The grassroots effort began to grow in leaps and bounds from November 2004. By then we realized that the amount of donated goods, and the money coming in to ship the items, would require us to request charitable status with the IRS. Packages From Home is now a 501(c)(3) charitable organization.
We are an all-volunteer group, with NO paid Officers and NO paid staff except for a nominal amount paid to a part-time bookkeeper. Our sole purpose is to provide food, personal care, seasonal comfort items and recreation items to deployed American troops, at no cost to the troops. With the one exception of the bookkeeper/CPA, none of us are paid, no one receives compensation of any sort.
Iraq and Afghanistan Veterans of America believes that Troops and Veterans who were on the front lines are uniquely qualified to speak about and educate the public about the realities of war, its implications on the health of our military and on the health of our country. These Troops & Veterans should be given a voice in the national dialogue and connected to the American public.
Iraq and Afghanistan Veterans of America believes that issues concerning our Troops & Veterans, the health of our Military, and our National Security are all interrelated. The IAVA philosophy/platform is that:
* A healthy, well-manned, well-equipped, and properly used Military is vital to our national security, but with substantial priority placed on personnel, not high-end weapons systems
* Our Troops must always be provided a clear mission (with goals and an exit strategy), be properly trained for the tasks it is given, and not be overextended in order to ensure success of the mission and to keep the military healthy.
* Our Troops must always be provided the best equipment and operating conditions that provide for the greatest level of safety and morale within reason.
* Veterans must be properly provided for, not only for moral reasons, but because it directly and significantly impacts recruitment and morale for the overall armed forces.
Now you may have perceived that this group is not exactly like the others, and you might be right about that. The most obvious difference I see is illustrated by this apparent dichotomy:
IAVA is a 501c(3) nonprofit organization.
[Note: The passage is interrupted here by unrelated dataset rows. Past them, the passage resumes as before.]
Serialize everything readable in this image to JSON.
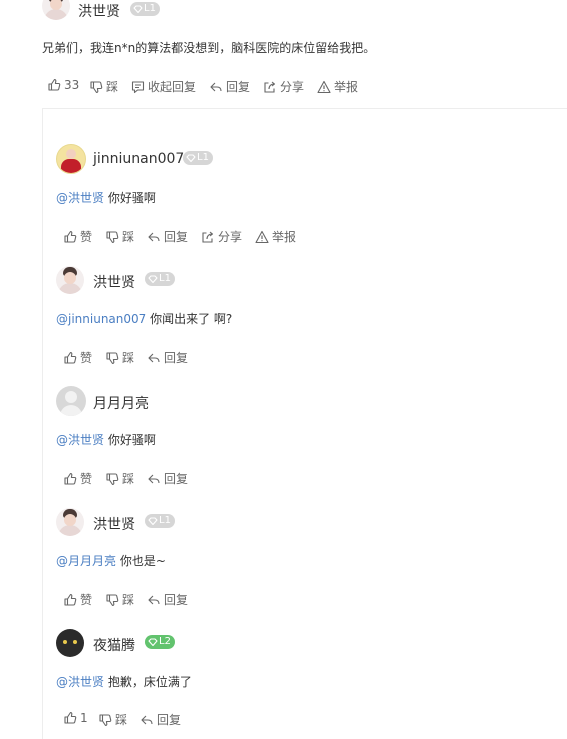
{
  "main_comment": {
    "username": "洪世贤",
    "level": "L1",
    "text": "兄弟们，我连n*n的算法都没想到，脑科医院的床位留给我把。",
    "like_count": "33",
    "actions": {
      "dislike": "踩",
      "collapse": "收起回复",
      "reply": "回复",
      "share": "分享",
      "report": "举报"
    }
  },
  "replies": [
    {
      "username": "jinniunan007",
      "level": "L1",
      "mention": "@洪世贤",
      "text": " 你好骚啊",
      "like": "赞",
      "dislike": "踩",
      "reply": "回复",
      "share": "分享",
      "report": "举报"
    },
    {
      "username": "洪世贤",
      "level": "L1",
      "mention": "@jinniunan007",
      "text": " 你闻出来了 啊?",
      "like": "赞",
      "dislike": "踩",
      "reply": "回复"
    },
    {
      "username": "月月月亮",
      "mention": "@洪世贤",
      "text": " 你好骚啊",
      "like": "赞",
      "dislike": "踩",
      "reply": "回复"
    },
    {
      "username": "洪世贤",
      "level": "L1",
      "mention": "@月月月亮",
      "text": " 你也是~",
      "like": "赞",
      "dislike": "踩",
      "reply": "回复"
    },
    {
      "username": "夜猫腾",
      "level": "L2",
      "mention": "@洪世贤",
      "text": " 抱歉，床位满了",
      "like": "1",
      "dislike": "踩",
      "reply": "回复"
    }
  ],
  "colors": {
    "mention": "#4a7ec2",
    "level_default": "#d6d6d6",
    "level_l2": "#62c36e"
  }
}
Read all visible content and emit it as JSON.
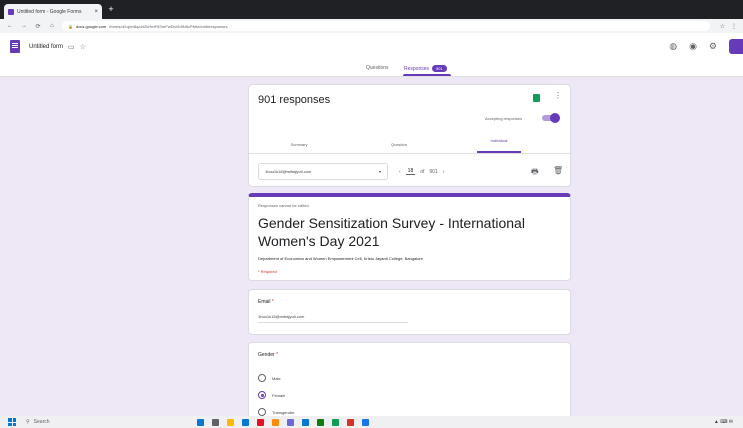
{
  "browser": {
    "tab_title": "Untitled form - Google Forms",
    "tab_close": "×",
    "new_tab": "+",
    "url_host": "docs.google.com",
    "url_path": "/forms/d/1qlmBqaI4ZkHmF5SmFwDbVb9N8vPMsr/edit#responses",
    "nav_back": "←",
    "nav_forward": "→",
    "nav_reload": "⟳",
    "nav_home": "⌂",
    "lock": "🔒",
    "star": "☆",
    "ext_menu": "⋮"
  },
  "forms_header": {
    "title": "Untitled form",
    "folder_icon": "▭",
    "star_icon": "☆",
    "palette_icon": "◍",
    "preview_icon": "◉",
    "settings_icon": "⚙"
  },
  "subnav": {
    "questions": "Questions",
    "responses": "Responses",
    "response_badge": "901"
  },
  "summary_card": {
    "count_text": "901 responses",
    "accepting_label": "Accepting responses",
    "tabs": [
      "Summary",
      "Question",
      "Individual"
    ],
    "selected_email": "1hou1k18@mitrajyoti.com",
    "select_caret": "▾",
    "pager_prev": "‹",
    "pager_current": "18",
    "pager_of": "of",
    "pager_total": "901",
    "pager_next": "›",
    "print_icon": "🖶",
    "trash_icon": "🗑",
    "more_icon": "⋮",
    "accent": "#673ab7",
    "sheets_green": "#0f9d58"
  },
  "header_card": {
    "no_edit_note": "Responses cannot be edited",
    "title": "Gender Sensitization Survey - International Women's Day 2021",
    "description": "Department of Economics and Women Empowerment Cell, Kristu Jayanti College, Bangalore",
    "required_note": "* Required"
  },
  "email_question": {
    "label": "Email",
    "required_star": "*",
    "answer": "1hou1k18@mitrajyoti.com"
  },
  "gender_question": {
    "label": "Gender",
    "required_star": "*",
    "options": [
      "Male",
      "Female",
      "Transgender"
    ],
    "selected": "Female"
  },
  "taskbar": {
    "search_placeholder": "Search",
    "search_icon": "⚲",
    "tray": "▲ ⌨ ✉",
    "icon_colors": [
      "#0078d4",
      "#5f6368",
      "#ffb900",
      "#0078d4",
      "#e81123",
      "#ff8c00",
      "#6b69d6",
      "#0078d4",
      "#107c10",
      "#0f9d58",
      "#d93025",
      "#1a73e8"
    ]
  }
}
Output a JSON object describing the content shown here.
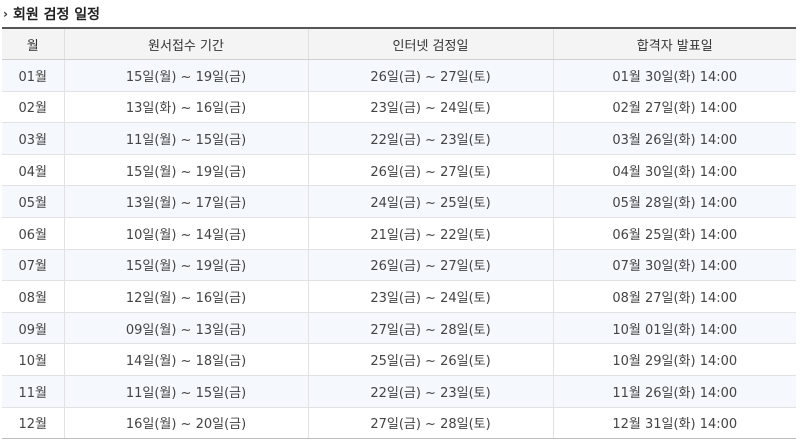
{
  "section": {
    "title": "회원 검정 일정",
    "icon": "chevron-right-icon"
  },
  "table": {
    "headers": [
      "월",
      "원서접수 기간",
      "인터넷 검정일",
      "합격자 발표일"
    ],
    "rows": [
      [
        "01월",
        "15일(월) ~ 19일(금)",
        "26일(금) ~ 27일(토)",
        "01월 30일(화) 14:00"
      ],
      [
        "02월",
        "13일(화) ~ 16일(금)",
        "23일(금) ~ 24일(토)",
        "02월 27일(화) 14:00"
      ],
      [
        "03월",
        "11일(월) ~ 15일(금)",
        "22일(금) ~ 23일(토)",
        "03월 26일(화) 14:00"
      ],
      [
        "04월",
        "15일(월) ~ 19일(금)",
        "26일(금) ~ 27일(토)",
        "04월 30일(화) 14:00"
      ],
      [
        "05월",
        "13일(월) ~ 17일(금)",
        "24일(금) ~ 25일(토)",
        "05월 28일(화) 14:00"
      ],
      [
        "06월",
        "10일(월) ~ 14일(금)",
        "21일(금) ~ 22일(토)",
        "06월 25일(화) 14:00"
      ],
      [
        "07월",
        "15일(월) ~ 19일(금)",
        "26일(금) ~ 27일(토)",
        "07월 30일(화) 14:00"
      ],
      [
        "08월",
        "12일(월) ~ 16일(금)",
        "23일(금) ~ 24일(토)",
        "08월 27일(화) 14:00"
      ],
      [
        "09월",
        "09일(월) ~ 13일(금)",
        "27일(금) ~ 28일(토)",
        "10월 01일(화) 14:00"
      ],
      [
        "10월",
        "14일(월) ~ 18일(금)",
        "25일(금) ~ 26일(토)",
        "10월 29일(화) 14:00"
      ],
      [
        "11월",
        "11일(월) ~ 15일(금)",
        "22일(금) ~ 23일(토)",
        "11월 26일(화) 14:00"
      ],
      [
        "12월",
        "16일(월) ~ 20일(금)",
        "27일(금) ~ 28일(토)",
        "12월 31일(화) 14:00"
      ]
    ]
  }
}
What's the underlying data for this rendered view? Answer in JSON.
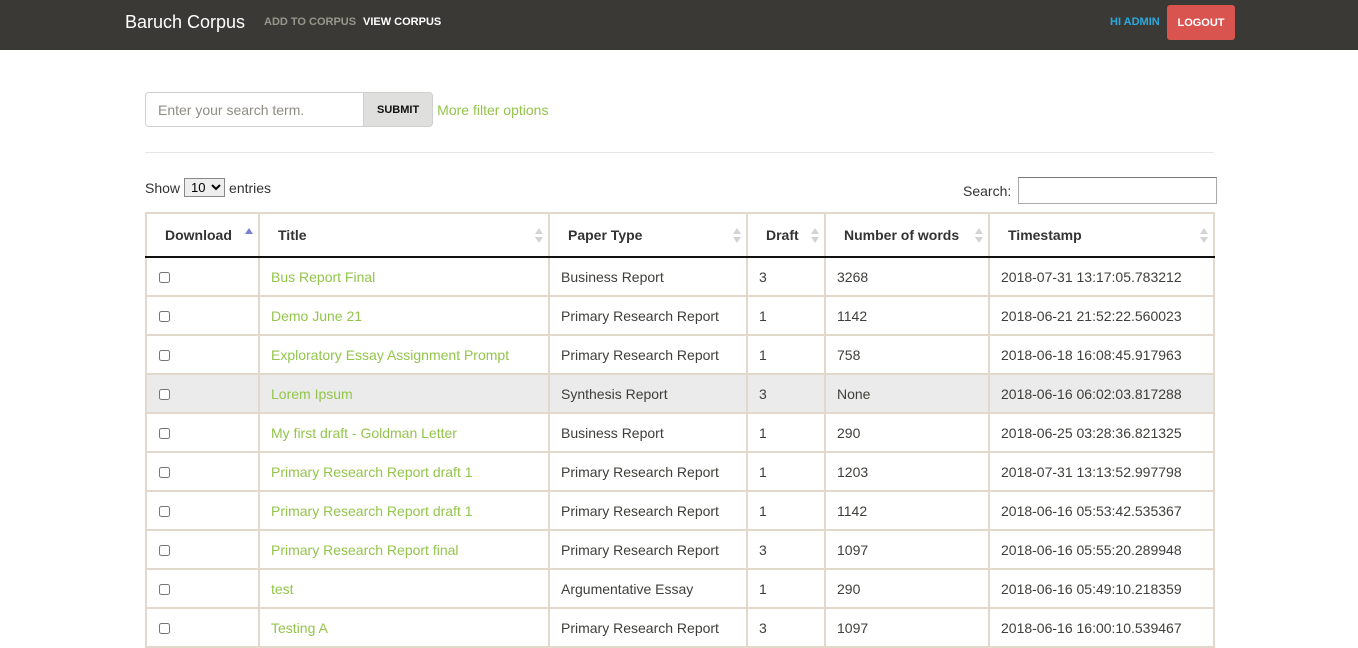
{
  "navbar": {
    "brand": "Baruch Corpus",
    "links": [
      "ADD TO CORPUS",
      "VIEW CORPUS"
    ],
    "greeting": "HI ADMIN",
    "logout_label": "LOGOUT"
  },
  "search": {
    "placeholder": "Enter your search term.",
    "value": "",
    "submit_label": "SUBMIT",
    "more_filters_label": "More filter options"
  },
  "table_controls": {
    "show_label": "Show",
    "entries_label": "entries",
    "page_size": "10",
    "search_label": "Search:",
    "search_value": ""
  },
  "table": {
    "columns": [
      "Download",
      "Title",
      "Paper Type",
      "Draft",
      "Number of words",
      "Timestamp"
    ],
    "sorted_column": "Download",
    "sort_direction": "ascending",
    "rows": [
      {
        "title": "Bus Report Final",
        "type": "Business Report",
        "draft": "3",
        "words": "3268",
        "timestamp": "2018-07-31 13:17:05.783212"
      },
      {
        "title": "Demo June 21",
        "type": "Primary Research Report",
        "draft": "1",
        "words": "1142",
        "timestamp": "2018-06-21 21:52:22.560023"
      },
      {
        "title": "Exploratory Essay Assignment Prompt",
        "type": "Primary Research Report",
        "draft": "1",
        "words": "758",
        "timestamp": "2018-06-18 16:08:45.917963"
      },
      {
        "title": "Lorem Ipsum",
        "type": "Synthesis Report",
        "draft": "3",
        "words": "None",
        "timestamp": "2018-06-16 06:02:03.817288"
      },
      {
        "title": "My first draft - Goldman Letter",
        "type": "Business Report",
        "draft": "1",
        "words": "290",
        "timestamp": "2018-06-25 03:28:36.821325"
      },
      {
        "title": "Primary Research Report draft 1",
        "type": "Primary Research Report",
        "draft": "1",
        "words": "1203",
        "timestamp": "2018-07-31 13:13:52.997798"
      },
      {
        "title": "Primary Research Report draft 1",
        "type": "Primary Research Report",
        "draft": "1",
        "words": "1142",
        "timestamp": "2018-06-16 05:53:42.535367"
      },
      {
        "title": "Primary Research Report final",
        "type": "Primary Research Report",
        "draft": "3",
        "words": "1097",
        "timestamp": "2018-06-16 05:55:20.289948"
      },
      {
        "title": "test",
        "type": "Argumentative Essay",
        "draft": "1",
        "words": "290",
        "timestamp": "2018-06-16 05:49:10.218359"
      },
      {
        "title": "Testing A",
        "type": "Primary Research Report",
        "draft": "3",
        "words": "1097",
        "timestamp": "2018-06-16 16:00:10.539467"
      }
    ],
    "hovered_row": 3
  },
  "colors": {
    "navbar_bg": "#3a3935",
    "accent_green": "#93c54b",
    "logout_red": "#d9534f",
    "greeting_blue": "#29abe0",
    "table_border": "#e2d9cc",
    "hover_row": "#ebebeb"
  }
}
Your tax-deductible contributions are vital to our success.
As the Iraq War enters its fifth year, our obligation to show real support for our troops and veterans is both a moral duty and a crucial component of our national security. For 2007, Iraq and Afghanistan Veterans of America has developed the comprehensive IAVA Legislative Agenda to help legislators honor our men and women in uniform by addressing the real issues facing troops and new veterans. We look forward to working with the 110th Congress.
The IAVA Legislative Agenda covers four key areas: mental health, homecoming, health care, and government accountability. From these areas, we’ve chosen seven IAVA Legislative Priorities: actions Congress can take this session to show that they really support the men and women who have served and continue to serve in Iraq and Afghanistan.
This charity, it seems, has a political agenda. Seeing as how they changed their name from “Operation Truth” much like “Handgun Control” changed their name, a rose by any other name…
Quelle surprise. But I assume they actually do some good.